The Filter Strip

To prevent erosion runoff, a strip of vegetation is maintained between the harvested area or access road and any adjacent water course, such as a stream or lake. The width of the area, or strip, varies according to the steepness of the slope.

"Minnesota's forest industry knows its future depends on an ongoing healthy and growing forest. I have found the industry not only to be cooperative but often independently taking research initiatives and other efforts to help ensure our forests' future."
Gerald A. Rose, Director DNR, Division of Forestry

 

Forest Management Practices Ensure Forests' Future

Forest management involves more than harvesting trees. It also involves sensitivity to other natural resources. Industry members exercise great care in following the 97 recommended practices to protect water quality, which were developed in cooperation with the U.S. Forest Service, the University of Minnesota, and the Department of Natural Resources.
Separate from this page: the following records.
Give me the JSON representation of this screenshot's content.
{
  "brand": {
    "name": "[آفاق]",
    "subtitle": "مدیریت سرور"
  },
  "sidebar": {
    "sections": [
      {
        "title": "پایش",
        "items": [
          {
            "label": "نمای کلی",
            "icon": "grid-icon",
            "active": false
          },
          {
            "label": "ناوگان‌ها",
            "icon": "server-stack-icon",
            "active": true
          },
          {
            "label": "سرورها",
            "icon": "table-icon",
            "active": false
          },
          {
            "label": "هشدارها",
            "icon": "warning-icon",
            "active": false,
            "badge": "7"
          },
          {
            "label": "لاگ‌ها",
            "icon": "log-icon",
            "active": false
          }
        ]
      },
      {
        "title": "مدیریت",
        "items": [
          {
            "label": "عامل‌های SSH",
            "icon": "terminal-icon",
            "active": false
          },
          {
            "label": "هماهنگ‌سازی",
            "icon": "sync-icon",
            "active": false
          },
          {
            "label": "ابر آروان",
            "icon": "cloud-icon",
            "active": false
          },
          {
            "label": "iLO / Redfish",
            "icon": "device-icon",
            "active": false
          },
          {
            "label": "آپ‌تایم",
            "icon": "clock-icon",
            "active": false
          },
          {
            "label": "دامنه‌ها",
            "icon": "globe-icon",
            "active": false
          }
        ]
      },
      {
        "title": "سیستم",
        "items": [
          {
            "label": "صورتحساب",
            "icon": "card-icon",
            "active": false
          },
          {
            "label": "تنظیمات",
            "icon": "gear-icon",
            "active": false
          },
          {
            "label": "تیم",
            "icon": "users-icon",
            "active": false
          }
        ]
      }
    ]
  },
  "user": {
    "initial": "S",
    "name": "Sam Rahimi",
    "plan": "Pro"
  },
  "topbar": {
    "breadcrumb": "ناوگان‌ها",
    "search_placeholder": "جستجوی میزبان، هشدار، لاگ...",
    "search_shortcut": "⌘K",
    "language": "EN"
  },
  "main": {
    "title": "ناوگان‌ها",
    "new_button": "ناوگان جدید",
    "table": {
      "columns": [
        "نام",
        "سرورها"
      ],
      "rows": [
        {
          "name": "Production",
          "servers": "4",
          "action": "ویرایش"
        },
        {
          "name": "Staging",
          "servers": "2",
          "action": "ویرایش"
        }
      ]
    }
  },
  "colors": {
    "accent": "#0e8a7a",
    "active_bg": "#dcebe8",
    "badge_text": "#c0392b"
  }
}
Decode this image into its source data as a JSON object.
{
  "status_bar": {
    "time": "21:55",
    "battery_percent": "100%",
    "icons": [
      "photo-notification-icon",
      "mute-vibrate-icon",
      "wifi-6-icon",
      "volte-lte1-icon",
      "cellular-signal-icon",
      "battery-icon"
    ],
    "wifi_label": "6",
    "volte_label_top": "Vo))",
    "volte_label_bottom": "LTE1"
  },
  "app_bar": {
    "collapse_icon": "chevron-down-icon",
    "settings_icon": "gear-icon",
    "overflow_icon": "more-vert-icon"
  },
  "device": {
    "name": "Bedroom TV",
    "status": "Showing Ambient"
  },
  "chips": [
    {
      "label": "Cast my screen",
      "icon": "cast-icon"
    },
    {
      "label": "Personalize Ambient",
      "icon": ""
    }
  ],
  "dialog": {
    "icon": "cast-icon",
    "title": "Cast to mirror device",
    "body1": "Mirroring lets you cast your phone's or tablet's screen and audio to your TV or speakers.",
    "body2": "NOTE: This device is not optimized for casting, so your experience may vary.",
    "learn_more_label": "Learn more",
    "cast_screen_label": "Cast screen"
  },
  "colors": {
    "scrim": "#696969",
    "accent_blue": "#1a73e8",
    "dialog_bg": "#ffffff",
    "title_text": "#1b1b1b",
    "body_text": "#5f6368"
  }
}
Known as "Water Quality Best Management Practices" (BMPs), these guidelines help ensure that timber harvesting has minimum impact on water quality.

These practices include:

  • Establishing "filter strips" and "shade strips" near streams and lakes to control runoff and protect fish.
  • Minimizing erosion and sedimentation caused by construction and maintenance of forest access roads.
  • Seeding, filling in ruts and installing water bars and erosion barriers.
  • Preventing the spilling of fuels and lubricants.